Items from an interface collection

------

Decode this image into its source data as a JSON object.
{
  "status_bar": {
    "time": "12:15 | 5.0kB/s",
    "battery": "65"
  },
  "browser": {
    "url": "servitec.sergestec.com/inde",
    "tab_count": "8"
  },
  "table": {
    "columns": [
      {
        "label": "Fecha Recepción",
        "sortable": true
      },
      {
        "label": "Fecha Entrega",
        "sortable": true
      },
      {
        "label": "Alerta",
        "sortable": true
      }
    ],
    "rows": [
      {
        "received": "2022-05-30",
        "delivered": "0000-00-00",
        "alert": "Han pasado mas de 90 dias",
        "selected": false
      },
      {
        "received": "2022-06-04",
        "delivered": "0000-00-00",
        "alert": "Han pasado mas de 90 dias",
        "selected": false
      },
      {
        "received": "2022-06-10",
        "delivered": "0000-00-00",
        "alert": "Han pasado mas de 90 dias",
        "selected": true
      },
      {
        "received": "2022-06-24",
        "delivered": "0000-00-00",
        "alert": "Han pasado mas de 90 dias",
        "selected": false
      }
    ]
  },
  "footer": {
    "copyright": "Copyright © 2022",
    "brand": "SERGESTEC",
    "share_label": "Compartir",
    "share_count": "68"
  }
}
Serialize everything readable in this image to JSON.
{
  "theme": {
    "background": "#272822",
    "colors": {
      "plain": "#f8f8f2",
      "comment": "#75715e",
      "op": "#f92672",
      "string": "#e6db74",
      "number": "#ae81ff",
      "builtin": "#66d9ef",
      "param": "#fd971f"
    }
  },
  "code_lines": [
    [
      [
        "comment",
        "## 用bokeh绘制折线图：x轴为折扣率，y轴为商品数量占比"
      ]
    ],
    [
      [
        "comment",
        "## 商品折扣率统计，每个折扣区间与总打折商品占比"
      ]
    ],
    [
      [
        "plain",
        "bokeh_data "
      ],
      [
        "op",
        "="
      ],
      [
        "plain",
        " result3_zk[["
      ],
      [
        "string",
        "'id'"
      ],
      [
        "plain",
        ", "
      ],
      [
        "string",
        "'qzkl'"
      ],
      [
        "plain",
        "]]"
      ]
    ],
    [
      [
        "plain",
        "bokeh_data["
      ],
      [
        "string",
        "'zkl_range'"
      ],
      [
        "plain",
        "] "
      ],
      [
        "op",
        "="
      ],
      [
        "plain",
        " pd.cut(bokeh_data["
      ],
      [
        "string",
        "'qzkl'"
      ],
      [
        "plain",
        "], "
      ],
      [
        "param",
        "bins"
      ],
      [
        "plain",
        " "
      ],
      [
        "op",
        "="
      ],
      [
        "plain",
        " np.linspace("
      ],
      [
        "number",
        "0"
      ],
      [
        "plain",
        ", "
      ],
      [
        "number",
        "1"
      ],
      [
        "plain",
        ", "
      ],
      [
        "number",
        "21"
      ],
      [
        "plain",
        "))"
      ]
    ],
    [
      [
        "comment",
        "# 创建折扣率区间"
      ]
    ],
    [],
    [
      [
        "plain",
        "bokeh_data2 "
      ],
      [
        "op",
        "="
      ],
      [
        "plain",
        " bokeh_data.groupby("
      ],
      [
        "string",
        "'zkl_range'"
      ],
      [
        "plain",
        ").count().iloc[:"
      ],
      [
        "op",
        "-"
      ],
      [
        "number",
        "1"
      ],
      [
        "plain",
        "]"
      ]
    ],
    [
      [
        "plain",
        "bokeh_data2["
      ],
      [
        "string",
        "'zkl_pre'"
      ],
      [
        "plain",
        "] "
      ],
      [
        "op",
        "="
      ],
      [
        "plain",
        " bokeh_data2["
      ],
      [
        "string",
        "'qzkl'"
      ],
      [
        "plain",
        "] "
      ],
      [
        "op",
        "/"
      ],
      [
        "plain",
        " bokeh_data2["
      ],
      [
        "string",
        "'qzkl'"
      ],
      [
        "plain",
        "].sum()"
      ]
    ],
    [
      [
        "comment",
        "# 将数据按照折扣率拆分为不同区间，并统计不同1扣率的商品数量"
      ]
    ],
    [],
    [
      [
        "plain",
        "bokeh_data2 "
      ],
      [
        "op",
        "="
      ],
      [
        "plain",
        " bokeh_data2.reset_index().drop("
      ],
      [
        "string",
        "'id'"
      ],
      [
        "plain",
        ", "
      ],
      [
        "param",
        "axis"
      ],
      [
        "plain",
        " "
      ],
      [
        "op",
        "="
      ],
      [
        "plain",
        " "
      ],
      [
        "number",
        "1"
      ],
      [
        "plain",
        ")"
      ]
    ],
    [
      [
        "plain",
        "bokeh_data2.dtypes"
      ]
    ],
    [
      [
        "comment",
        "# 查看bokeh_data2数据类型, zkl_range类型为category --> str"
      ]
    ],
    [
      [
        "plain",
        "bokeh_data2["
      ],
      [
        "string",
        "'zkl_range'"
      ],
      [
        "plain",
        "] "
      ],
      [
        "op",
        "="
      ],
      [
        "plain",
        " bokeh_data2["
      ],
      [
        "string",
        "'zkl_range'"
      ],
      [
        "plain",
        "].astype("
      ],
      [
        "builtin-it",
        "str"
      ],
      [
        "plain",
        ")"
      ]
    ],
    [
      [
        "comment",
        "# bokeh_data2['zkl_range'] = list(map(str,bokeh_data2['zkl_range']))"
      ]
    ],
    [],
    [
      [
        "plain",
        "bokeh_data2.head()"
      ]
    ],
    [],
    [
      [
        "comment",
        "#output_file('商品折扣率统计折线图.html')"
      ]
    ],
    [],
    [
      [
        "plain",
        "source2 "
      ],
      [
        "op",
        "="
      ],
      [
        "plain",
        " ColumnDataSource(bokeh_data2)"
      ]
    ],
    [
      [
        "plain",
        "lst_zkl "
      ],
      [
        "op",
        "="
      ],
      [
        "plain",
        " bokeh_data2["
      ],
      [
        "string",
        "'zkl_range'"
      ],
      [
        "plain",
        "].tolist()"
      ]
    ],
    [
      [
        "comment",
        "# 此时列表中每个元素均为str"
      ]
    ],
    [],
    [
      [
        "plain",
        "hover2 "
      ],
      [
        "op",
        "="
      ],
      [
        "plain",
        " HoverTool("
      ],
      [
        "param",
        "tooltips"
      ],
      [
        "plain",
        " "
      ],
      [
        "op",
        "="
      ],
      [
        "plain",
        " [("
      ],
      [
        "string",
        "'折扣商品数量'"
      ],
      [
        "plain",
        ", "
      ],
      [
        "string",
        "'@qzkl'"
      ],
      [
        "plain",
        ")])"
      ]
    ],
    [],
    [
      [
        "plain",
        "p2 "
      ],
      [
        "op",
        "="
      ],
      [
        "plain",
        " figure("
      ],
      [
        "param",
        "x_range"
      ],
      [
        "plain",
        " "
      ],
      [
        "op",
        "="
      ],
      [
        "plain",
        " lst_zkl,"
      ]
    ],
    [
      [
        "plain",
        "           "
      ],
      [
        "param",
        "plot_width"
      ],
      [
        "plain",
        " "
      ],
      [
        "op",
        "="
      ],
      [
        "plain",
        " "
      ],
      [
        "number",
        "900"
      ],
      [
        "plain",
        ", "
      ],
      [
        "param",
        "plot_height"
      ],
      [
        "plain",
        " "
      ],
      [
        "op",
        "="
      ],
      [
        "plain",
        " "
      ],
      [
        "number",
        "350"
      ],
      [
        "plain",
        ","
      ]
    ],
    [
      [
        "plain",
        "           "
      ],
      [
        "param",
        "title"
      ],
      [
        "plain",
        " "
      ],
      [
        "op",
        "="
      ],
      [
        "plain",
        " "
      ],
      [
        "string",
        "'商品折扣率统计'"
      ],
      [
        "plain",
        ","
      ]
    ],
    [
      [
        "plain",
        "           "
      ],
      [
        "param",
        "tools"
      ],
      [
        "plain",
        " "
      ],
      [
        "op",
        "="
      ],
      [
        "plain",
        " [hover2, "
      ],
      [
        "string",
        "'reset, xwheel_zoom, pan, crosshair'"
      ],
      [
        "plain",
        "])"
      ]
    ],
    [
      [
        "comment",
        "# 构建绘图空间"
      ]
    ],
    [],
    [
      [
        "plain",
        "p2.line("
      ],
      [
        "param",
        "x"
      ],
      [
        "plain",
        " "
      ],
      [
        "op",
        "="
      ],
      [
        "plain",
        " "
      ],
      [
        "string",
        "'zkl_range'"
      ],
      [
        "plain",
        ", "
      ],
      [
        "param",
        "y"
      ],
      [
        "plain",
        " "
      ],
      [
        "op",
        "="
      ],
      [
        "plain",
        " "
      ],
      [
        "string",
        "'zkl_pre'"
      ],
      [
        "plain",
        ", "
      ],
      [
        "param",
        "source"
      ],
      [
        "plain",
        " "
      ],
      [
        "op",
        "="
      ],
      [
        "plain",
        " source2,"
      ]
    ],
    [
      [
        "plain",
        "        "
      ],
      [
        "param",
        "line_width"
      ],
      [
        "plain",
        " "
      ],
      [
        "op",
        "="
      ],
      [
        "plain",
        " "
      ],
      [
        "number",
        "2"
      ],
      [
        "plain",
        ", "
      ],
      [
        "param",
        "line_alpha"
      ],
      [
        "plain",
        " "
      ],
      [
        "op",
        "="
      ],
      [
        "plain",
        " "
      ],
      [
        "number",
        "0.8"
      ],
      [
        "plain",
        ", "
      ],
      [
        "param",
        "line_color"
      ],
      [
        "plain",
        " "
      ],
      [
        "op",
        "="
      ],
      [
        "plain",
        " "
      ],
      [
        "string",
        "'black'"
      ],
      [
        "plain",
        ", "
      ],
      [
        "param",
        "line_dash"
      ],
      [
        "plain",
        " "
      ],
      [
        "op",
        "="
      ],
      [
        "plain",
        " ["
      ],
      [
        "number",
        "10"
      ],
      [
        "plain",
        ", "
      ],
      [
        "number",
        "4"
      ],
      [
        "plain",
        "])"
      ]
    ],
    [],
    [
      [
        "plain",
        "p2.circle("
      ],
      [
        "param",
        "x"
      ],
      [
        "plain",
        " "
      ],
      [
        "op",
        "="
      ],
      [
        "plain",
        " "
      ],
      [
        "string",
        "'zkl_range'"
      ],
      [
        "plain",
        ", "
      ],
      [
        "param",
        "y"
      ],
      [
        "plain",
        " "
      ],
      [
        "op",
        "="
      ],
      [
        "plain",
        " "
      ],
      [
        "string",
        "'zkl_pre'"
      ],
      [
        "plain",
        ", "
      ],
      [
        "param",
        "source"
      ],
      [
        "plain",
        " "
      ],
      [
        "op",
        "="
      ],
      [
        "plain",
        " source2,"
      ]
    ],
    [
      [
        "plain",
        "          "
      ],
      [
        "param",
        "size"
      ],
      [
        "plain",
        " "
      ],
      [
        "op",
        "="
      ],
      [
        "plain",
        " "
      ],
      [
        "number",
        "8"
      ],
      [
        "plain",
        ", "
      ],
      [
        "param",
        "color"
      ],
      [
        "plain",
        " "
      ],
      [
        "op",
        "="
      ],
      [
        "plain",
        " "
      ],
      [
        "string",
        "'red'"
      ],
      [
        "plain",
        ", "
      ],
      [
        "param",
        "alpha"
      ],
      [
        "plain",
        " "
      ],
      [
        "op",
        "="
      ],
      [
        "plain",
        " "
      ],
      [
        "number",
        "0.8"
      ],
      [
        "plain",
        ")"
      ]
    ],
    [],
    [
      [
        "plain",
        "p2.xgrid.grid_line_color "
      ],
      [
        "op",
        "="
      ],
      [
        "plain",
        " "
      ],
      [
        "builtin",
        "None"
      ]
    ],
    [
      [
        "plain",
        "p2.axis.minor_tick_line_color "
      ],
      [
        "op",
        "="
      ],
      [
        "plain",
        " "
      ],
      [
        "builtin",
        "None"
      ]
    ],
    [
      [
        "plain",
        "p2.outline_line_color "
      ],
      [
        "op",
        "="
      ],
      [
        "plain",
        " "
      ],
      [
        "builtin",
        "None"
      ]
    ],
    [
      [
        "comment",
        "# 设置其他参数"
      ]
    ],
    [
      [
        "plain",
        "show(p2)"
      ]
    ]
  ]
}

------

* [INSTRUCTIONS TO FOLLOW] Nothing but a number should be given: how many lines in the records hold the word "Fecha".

* [RESPONSE BOX] 2